Big Data has become a radiology buzzword (the others: machine learning, AI, and disruptive innovation are also up there).
However, there is a real problem with using the term Big Data – it isn’t just one set of data problems. Big Data is a conglomerate of different data challenges: volume of data, heterogeneity of data, or the velocity of data are all important dimensions. Machine learning and internet of things are others layers superimposed on the big data problem.
Sometimes it is helpful to step back and approach data problems with a common framework, a way to think about how and which facets of data science fit in a real-life workflow in the face of an actual problem.
Below is a 6-element framework that helps me think about data-driven informatics problems. They are generally in chronological order, but they are not “steps” because you frequently will find yourself going back and redefining many things. However, the framework helps you maintain a big-picture outlook. The reason any sufficiently complex data problem requires a team approach. Continue reading

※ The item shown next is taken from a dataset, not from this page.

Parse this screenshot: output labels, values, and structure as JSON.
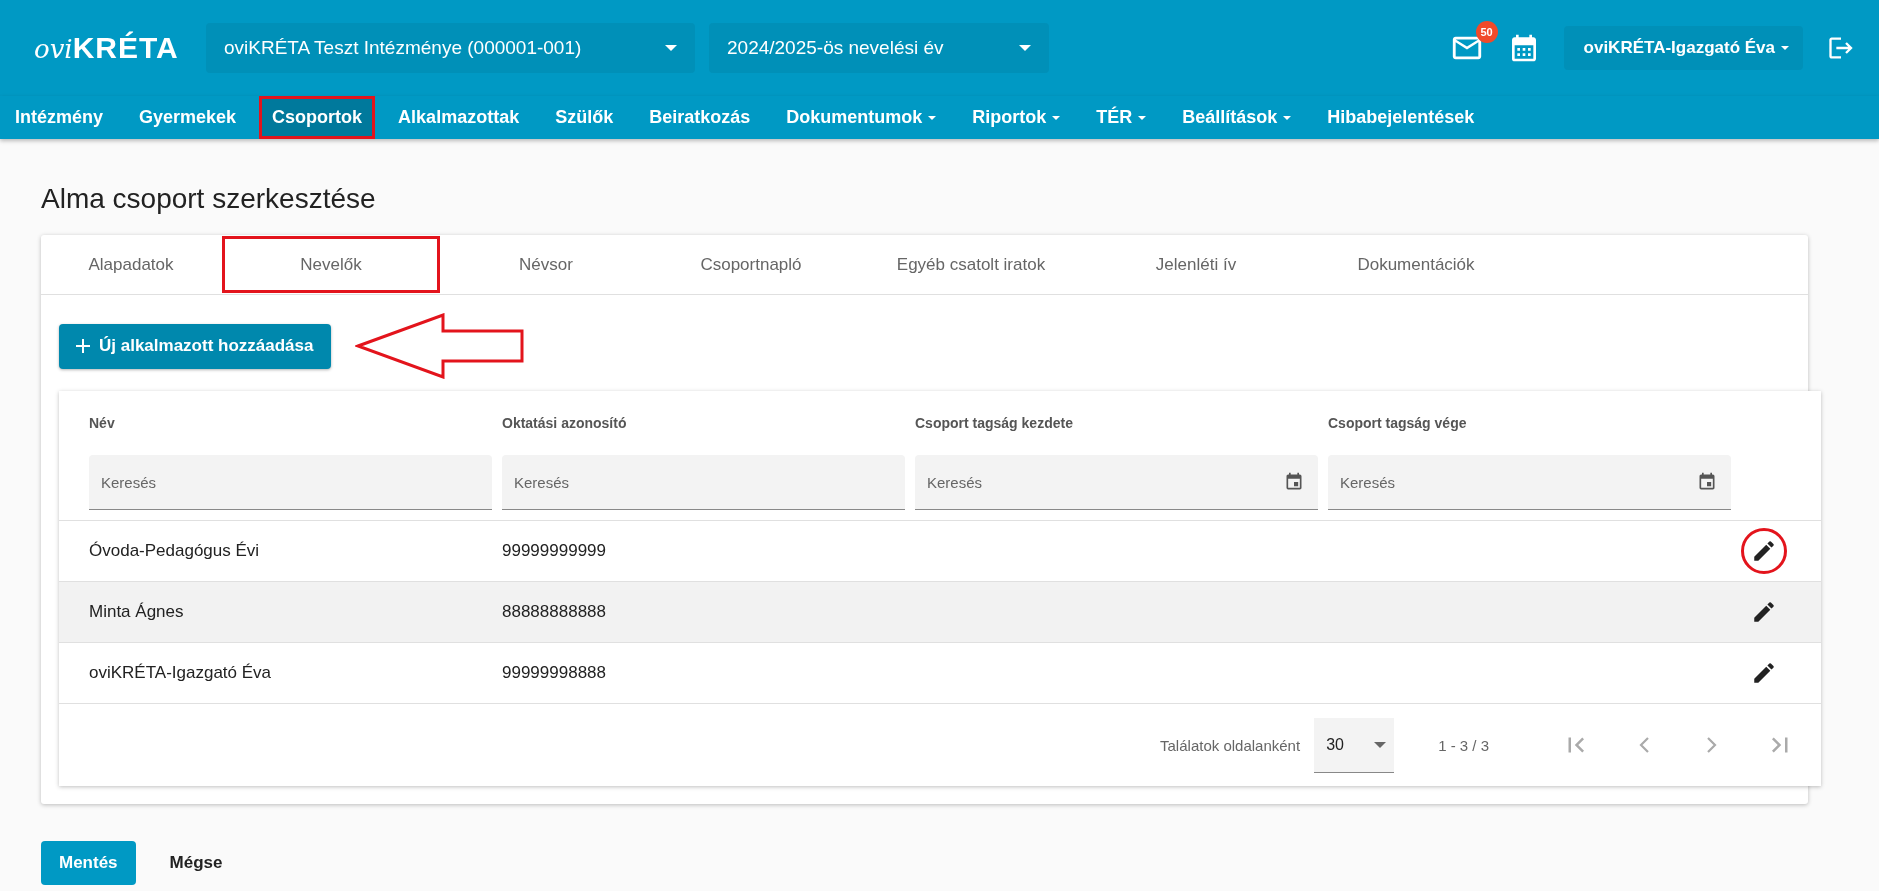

At the turn of the century, Joel Spolsky came up with the idea of a “Joel Test” – a highly irresponsible, sloppy test to rate the quality of a software team.
Then, this group thought to come up with their own criteria to rate the quality of a data science team. How do your analysts in the radiology department fare?
- Can new hires get set up in the environment to run analyses on their first day?
- Can data scientists utilize the latest tools/packages without help from IT?
- Can data scientists use on-demand and scalable compute resources without help from IT/dev ops?
- Can data scientists find and reproduce past experiments and results, using the original code, data, parameters, and software versions?
- Does collaboration happen through a system other than email?
- Can predictive models be deployed to production without custom engineering or infrastructure work?
- Is there a single place to search for past research and reusable data sets, code, etc?
- Do your data scientists use the best tools money can buy?
Kaggle is a website to host coding competitions related to machine learning, big data, or otherwise all things data science.
Newly launched on Kaggle is a healthcare-related competition! A group of health institutions provided a large data set consisting of three patients’ interictal and preictal (up to 1 hour before) EEG tracings in raw data. The goal? Predict which “unknown” EEGs are preictal so healthcare providers can intervene.
Also, with the timely arrival of Internet of Things (IoT), wearable, and big data, can you imagine the impact of giving patients an accurate 5-minute warning every time a seizure is about to start? Continue reading
If you have taken overnight call, you quickly develop a sense for the emergency department and the inpatient floors. In my institution, radiologists develop hypotheses on how inpatient orders are placed.
For instance, sometimes it might seem as if inpatient radiology exams follow some sort of circadian rhythm. The data look to confirm it: we see the infamous “x-ray bump” in the early morning, with the increase in CT start more gradually but last later into the day.
Also, are weekdays and weekends any different? If so, how?
Going on a Quest
With a little coding in Python or R, one can gain a lot of insight into how our referring providers’ lives intertwine with our own. Read the full story in my new post on Radiology Data Quest.
From the Open Data Network I stumbled upon the CMS outpatient imaging data organized by state and decided to peek into the dataset and stick the data onto a US map for fun. Geek out with Joe and me in this new blog Radiology Data Quest.
They are taking medical data science rather seriously. The folks at Stanford Medicine are onto something.
Source: Biomedical Data Science Initiative @ Stanford Medicine
Don’t Start with the Data
Do Start with a Good Question
Don’t think one person can do it all
Do build a well-rounded team
Don’t only use one tool
Do use the best tool for the job
Don’t brag about the size of your data
Do collect relevant data
Did you have a chance to read the July 2016 issue of Harvard Business Review (HBR)?
Why would anyone care to subscribe to HBR, you ask? Well, fine, you can read these for free on their website.
July’s HBR has a healthcare focus. First is Michael Porter and Robert Kaplan’s How to Pay for Health Care, followed by Brent James and Greg Poulson’s The Case for Capitation.
Still no? Here’s the quick run down for the closet MBA in you. Continue reading
We often think of innovation as creating new technology, but innovation also comes in the form of new business models, new regulations, and new ways to perform a craft. Radiologists are in crossroads among a myriad of such “news,” the more comprehensively discussed among which are the reimbursement changes and regulation changes which have been discussed ad infinitum (e.g. here, here, here, and more).
Rather than discussing the impact of the new healthcare regulations on radiology and the emerging high-tech, social-media-connecting, cloud-based, deep learning, big-data-supporting, iPad-friendly, segmentation-compatible solutions , maybe it is worthwhile to take a few minute to think about innovating at a much lower level. On the level of our job description.
Photo Credit: debspoons; freedigitalphotos.net